Keep the pictures out and restate every record exactly.

■ Provided entries:
▬▬▬▬▬▬

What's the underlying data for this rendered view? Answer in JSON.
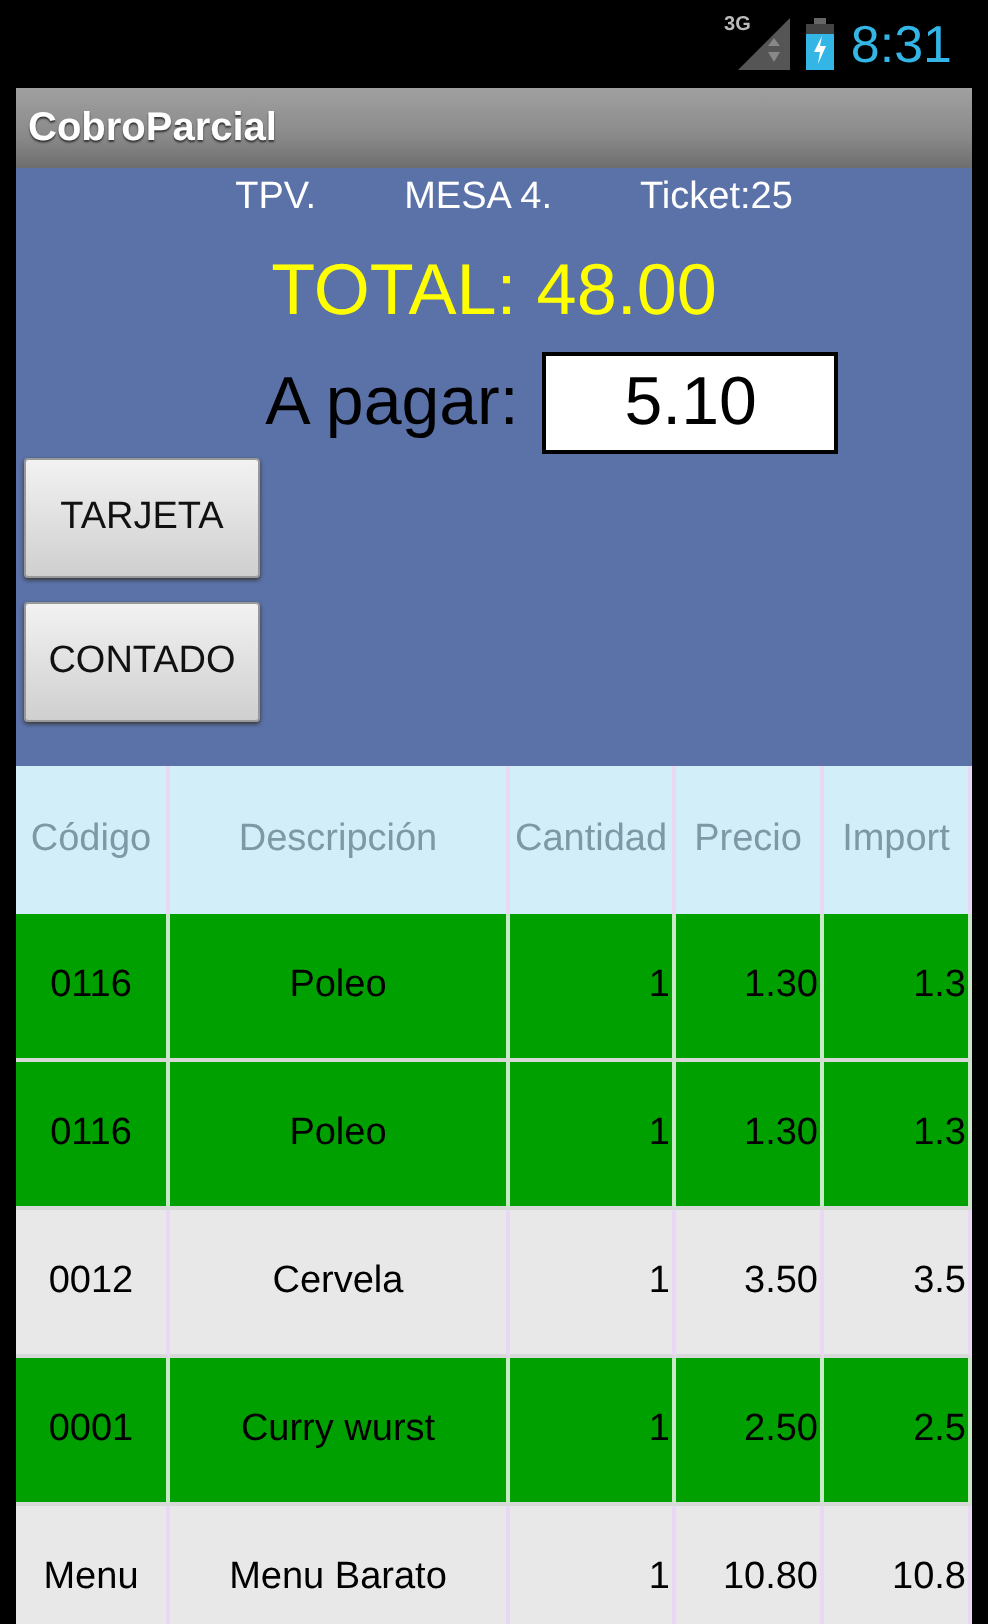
{
  "status_bar": {
    "network": "3G",
    "time": "8:31"
  },
  "title": "CobroParcial",
  "header": {
    "terminal": "TPV.",
    "table": "MESA 4.",
    "ticket": "Ticket:25"
  },
  "total": "TOTAL: 48.00",
  "payment": {
    "label": "A pagar:",
    "value": "5.10"
  },
  "buttons": [
    "TARJETA",
    "CONTADO"
  ],
  "table": {
    "columns": [
      "Código",
      "Descripción",
      "Cantidad",
      "Precio",
      "Import"
    ],
    "rows": [
      {
        "cells": [
          "0116",
          "Poleo",
          "1",
          "1.30",
          "1.3"
        ],
        "selected": true
      },
      {
        "cells": [
          "0116",
          "Poleo",
          "1",
          "1.30",
          "1.3"
        ],
        "selected": true
      },
      {
        "cells": [
          "0012",
          "Cervela",
          "1",
          "3.50",
          "3.5"
        ],
        "selected": false
      },
      {
        "cells": [
          "0001",
          "Curry wurst",
          "1",
          "2.50",
          "2.5"
        ],
        "selected": true
      },
      {
        "cells": [
          "Menu",
          "Menu Barato",
          "1",
          "10.80",
          "10.8"
        ],
        "selected": false
      }
    ]
  }
}
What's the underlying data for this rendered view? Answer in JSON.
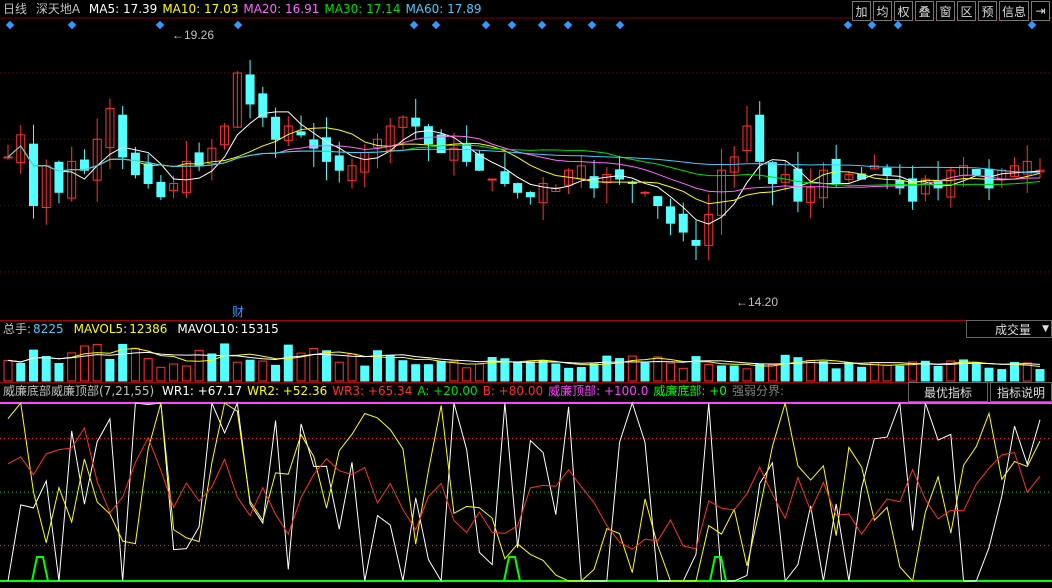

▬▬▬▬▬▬

■ Response:
What's the underlying data for this rendered view? Answer in JSON.
{
  "status_bar": {
    "network": "3G",
    "time": "8:31"
  },
  "title": "CobroParcial",
  "header": {
    "terminal": "TPV.",
    "table": "MESA 4.",
    "ticket": "Ticket:25"
  },
  "total": "TOTAL: 48.00",
  "payment": {
    "label": "A pagar:",
    "value": "5.10"
  },
  "buttons": [
    "TARJETA",
    "CONTADO"
  ],
  "table": {
    "columns": [
      "Código",
      "Descripción",
      "Cantidad",
      "Precio",
      "Import"
    ],
    "rows": [
      {
        "cells": [
          "0116",
          "Poleo",
          "1",
          "1.30",
          "1.3"
        ],
        "selected": true
      },
      {
        "cells": [
          "0116",
          "Poleo",
          "1",
          "1.30",
          "1.3"
        ],
        "selected": true
      },
      {
        "cells": [
          "0012",
          "Cervela",
          "1",
          "3.50",
          "3.5"
        ],
        "selected": false
      },
      {
        "cells": [
          "0001",
          "Curry wurst",
          "1",
          "2.50",
          "2.5"
        ],
        "selected": true
      },
      {
        "cells": [
          "Menu",
          "Menu Barato",
          "1",
          "10.80",
          "10.8"
        ],
        "selected": false
      }
    ]
  }
}
What's the underlying data for this rendered view? Answer in JSON.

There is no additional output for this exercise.